Airman 1st Class Sommer Lax, 374th Maintenance Squadron aerospace ground equipment technician, guides a 60 ton aircraft jack into place in a universal jack tester, Jan. 10, 2018, at Yokota Air Base, Japan. The 60 ton jack is specifically made for large aircraft such as the C-17 Globemaster and is required to be tested annually by the AGE flight to ensure it is safe and ready for use. (U.S. Air Force photo by Senior Airman Donald Hudson)

Airman 1st Class Sommer Lax, 374th Maintenance Squadron aerospace ground equipment technician, checks the technical orders prior to testing an aircraft jack, Jan. 10, 2018, at Yokota Air Base, Japan.

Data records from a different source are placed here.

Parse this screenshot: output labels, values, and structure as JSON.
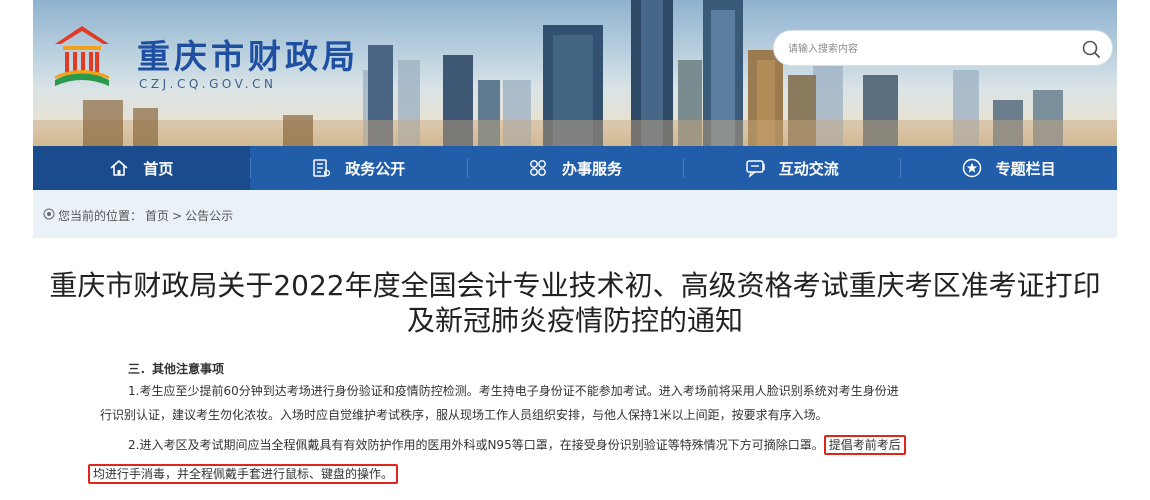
{
  "header": {
    "site_title": "重庆市财政局",
    "site_domain": "CZJ.CQ.GOV.CN",
    "search": {
      "placeholder": "请输入搜索内容"
    }
  },
  "nav": {
    "items": [
      {
        "label": "首页",
        "icon": "home-icon"
      },
      {
        "label": "政务公开",
        "icon": "document-list-icon"
      },
      {
        "label": "办事服务",
        "icon": "service-grid-icon"
      },
      {
        "label": "互动交流",
        "icon": "chat-icon"
      },
      {
        "label": "专题栏目",
        "icon": "star-circle-icon"
      }
    ]
  },
  "breadcrumb": {
    "prefix": "您当前的位置：",
    "home": "首页",
    "separator": ">",
    "current": "公告公示"
  },
  "article": {
    "title_line1": "重庆市财政局关于2022年度全国会计专业技术初、高级资格考试重庆考区准考证打印",
    "title_line2": "及新冠肺炎疫情防控的通知",
    "section_heading": "三．其他注意事项",
    "p1_line1": "1.考生应至少提前60分钟到达考场进行身份验证和疫情防控检测。考生持电子身份证不能参加考试。进入考场前将采用人脸识别系统对考生身份进",
    "p1_line2": "行识别认证，建议考生勿化浓妆。入场时应自觉维护考试秩序，服从现场工作人员组织安排，与他人保持1米以上间距，按要求有序入场。",
    "p2_line1": "2.进入考区及考试期间应当全程佩戴具有有效防护作用的医用外科或N95等口罩，在接受身份识别验证等特殊情况下方可摘除口罩。",
    "p2_highlight1": "提倡考前考后",
    "p2_highlight2": "均进行手消毒，并全程佩戴手套进行鼠标、键盘的操作。"
  },
  "colors": {
    "nav_bg": "#215da8",
    "nav_active": "#1a4b8c",
    "title_blue": "#1f4fa0",
    "crumb_bg": "#eaf1f8",
    "highlight_red": "#e0261b"
  }
}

Airman 1st Class Sommer Lax, 374th Maintenance Squadron aerospace ground equipment technician, checks the technical orders prior to testing an aircraft jack, Jan. 10, 2018, at Yokota Air Base, Japan. The AGE flight must ensure each piece of equipment they inspect and repair meets the proper standards before it can be sent back out to the flightline for use. (U.S. Air Force photo by Senior Airman Donald Hudson)

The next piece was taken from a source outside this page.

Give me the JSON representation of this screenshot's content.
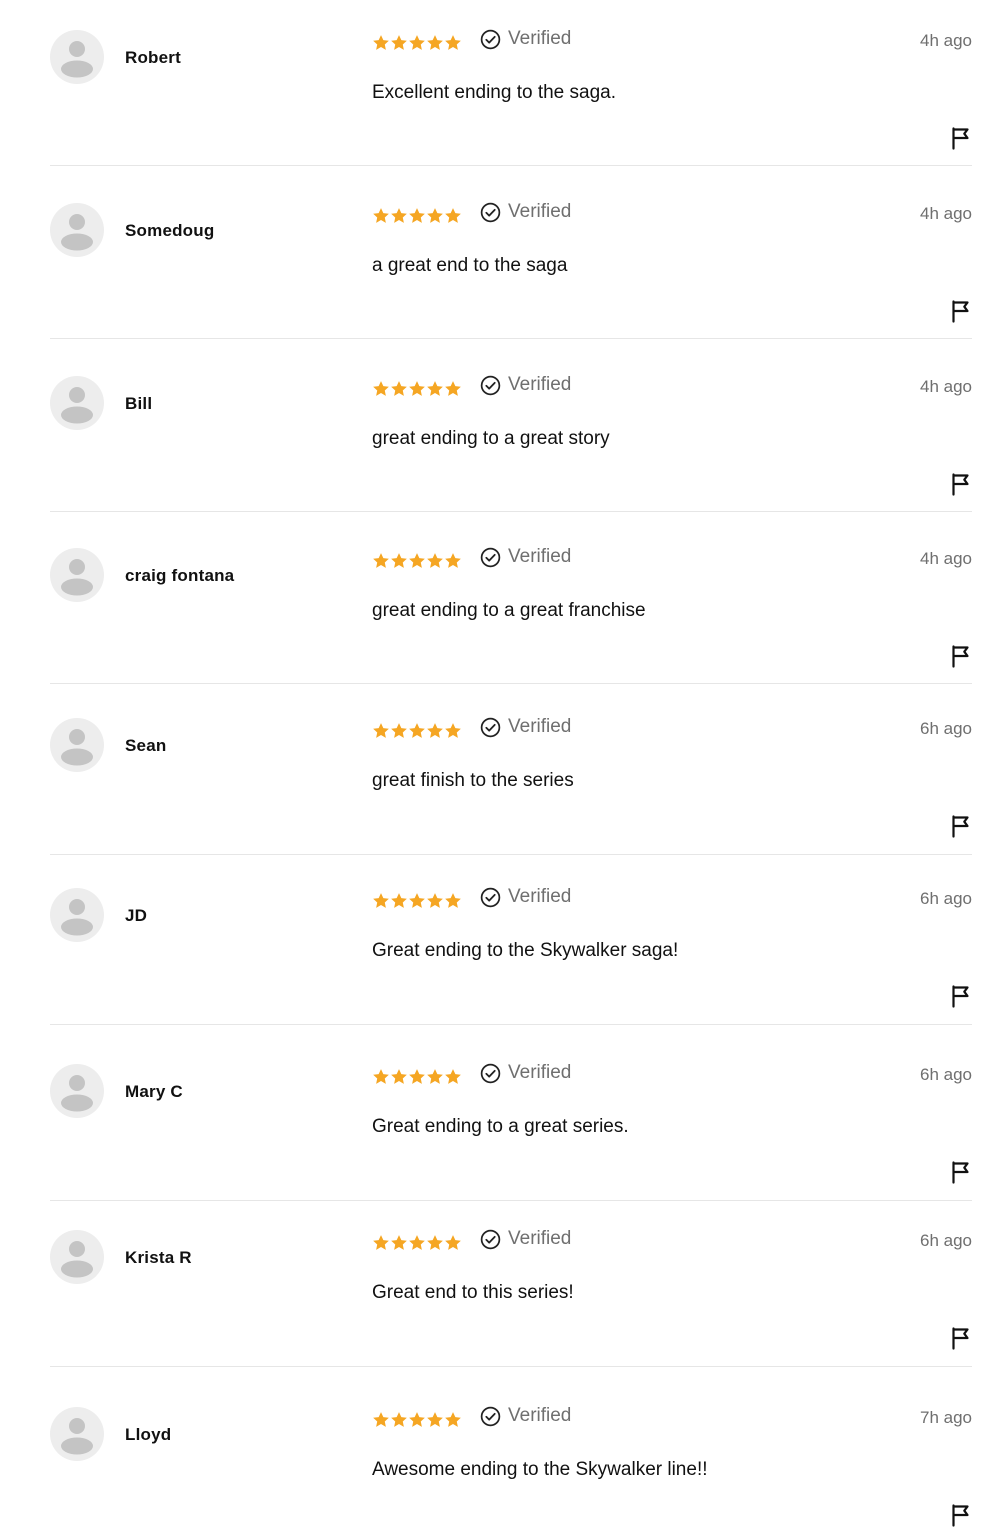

Yokota Air Base, Japan --

As the Pacific’s premier power projection platform, it’s Yokota Air Base’s mission to provide air power, and there is no air power without ground power.

For every hour one of Yokota’s C-130J Super Hercules flies, it takes many hours of on the ground preparation and maintenance. The 374th Maintenance Squadron’s aerospace ground equipment flight ensures the various machinery used on the flightline such as generators, flood lights, air conditioning units or aircraft jacks, are ready to be used when needed.

“Our mission is to provide ground equipment support to all of Yokota’s assigned aircraft to include Air Mobility Command and transient assistance missions,” said Master Sgt. Daniel J. Sipera, 374 MXS AGE flight chief. “Additionally, the AGE flight prepares and mobilizes equipment for deployments as tasked by higher headquarters.”

 

Yokota’s ability to support any aircraft goes farther than just having a long runway, AGE is responsible for over 400 pieces of equipment. Much of the equipment is for specific aircraft and must always be ready to go. This equipment helps enable Yokota to support any aircraft large or small, and any aircraft that lands or takes-off from the base uses AGE.

 

With all the equipment and Yokota’s high operations tempo, the AGE is never out of work.

 

According to Airman 1st Class Cody Noel, 374 MXS AGE technician, a piece of equipment can take anywhere from a couple hours to a couple days to fix depending on the severity. Each piece of equipment must also undergo regular inspections and preventative maintenance to ensure that everything is working properly.

 

Over $14 million dollars’ worth of equipment is maintained by the AGE flight’s 49 Airmen. The flight is split into three sections: the inspection section preforms preventative maintenance, the maintenance section repairs equipment that malfunctioned while on the flightline as well as any major repairs that are needed, and the servicing pickup and delivery section manages the placement of equipment on the flightline and access what equipment needs maintenance or inspection.

The Airmen in the AGE flight are jacks of all trades when it comes to mechanical maintenance and use teamwork to ensure flightline mission readiness.

“We are able to work on all kinds of different pieces of machinery here in AGE,” said Noel. “We get to learn a lot about all kinds of equipment and if you don’t know something there is always someone here who knows the answer and is happy to show or teach you.”

Each day the Airmen in the AGE flight get to see their impact on the base’s mission.

“When something breaks down and an aircraft can’t take off until that piece of equipment is replaced by us, we have to move fast to make sure they are good to go,” said Noel. “It’s nice to see that accomplishment as the plane takes off thanks to us in AGE.”

Through the dedicated work done by the Airmen in the AGE shop Yokota’s flightline is prepared to handle whatever may land at the U.S. Air Force’s premier Pacific airlift hub.